  20. ^ "City Maps & Directories Archived 2017-01-07 at the Wayback Machine." City of Central. Retrieved on January 6, 2017. Note the map at the bottom: "Proposed Central Incorporation" - the city incorporated in 2005 and this was the proposed boundary which came to fruition
  21. ^ a b "mapselema-l.pdf." East Baton Rouge Parish Public Schools. April 26, 2005. Retrieved on January 6, 2017. p. 4/26 has the map for Bellingrath Hills Elementary School. Greenbrier's map is on page 18/26.
  22. ^ a b "mapselemm-z.pdf." East Baton Rouge Parish Public Schools. April 26, 2005. Retrieved on January 6, 2017. p. 15/23 has the map for Tanglewood Elementary School. Northeast is on p. 5/23 and White Hills is on p. 21/23.
  23. ^ "mapsmiddle.pdf." East Baton Rouge Parish Public Schools. April 26, 2005. Retrieved on January 6, 2017. p. 3/13 has the map for Central Middle School. Glen Oaks is on page 6/13 and Northeast Middle School is on page 8/13.

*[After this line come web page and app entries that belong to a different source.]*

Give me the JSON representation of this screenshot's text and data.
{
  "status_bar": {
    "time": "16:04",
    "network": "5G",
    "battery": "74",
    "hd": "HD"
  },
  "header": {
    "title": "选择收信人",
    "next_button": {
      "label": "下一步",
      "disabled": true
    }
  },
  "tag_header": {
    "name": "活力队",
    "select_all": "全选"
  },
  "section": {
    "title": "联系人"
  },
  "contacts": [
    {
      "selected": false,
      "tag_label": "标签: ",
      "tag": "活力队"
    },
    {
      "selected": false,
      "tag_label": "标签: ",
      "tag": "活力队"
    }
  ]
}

  24. ^ "History". St. Alphonsus Catholic School. Retrieved 2020-04-21. In 1962 the mission was established as a new parish [...] Only one year after its inception, a parish school with 131 students in grades one to four was opened. - Logically this means the school opened in 1963
  25. ^ "Central Branch Library." East Baton Rouge Parish Library. Retrieved on January 7, 2017. "11260 Joor Rd., Baton Rouge, LA 70818"
  26. ^ "Greenwell Springs Road Regional Branch Library." East Baton Rouge Parish Library. Retrieved on January 7, 2017. "11300 Greenwell Springs Road, Baton Rouge, LA 70814"
  27. ^ "Representative Barry Ivey". house.louisiana.gov. Archived from the original on October 5, 2013. Retrieved August 26, 2013.
  28. ^ Gyan, Joe Jr. (2017-05-11). "Will Hayden, ex-'Sons of Guns star, sentenced to life in prison plus 40 years on Baton Rouge rape convictions". The Advocate (Louisiana). Retrieved 2017-05-14.
  29. ^ "Additional Measures for COVID-19 Stay at Home (Proclamation Number 33 JBE 2020)" (PDF).
  30. ^ "State of Emergency for COVID-19 Extension of Emergency Provisions (Proclamation Number 41 JBE 2020)" (PDF).
  31. ^ "Louisiana pastor cited for defying coronavirus order hosts hundreds on Palm Sunday". NBC News. Retrieved 2020-04-10.
  32. ^ writer, DAVID J. MITCHELL | Staff. "Central pastor arrested, released after accusations he nearly hit protester with bus". The Advocate. Retrieved 2020-04-21.

External links[edit]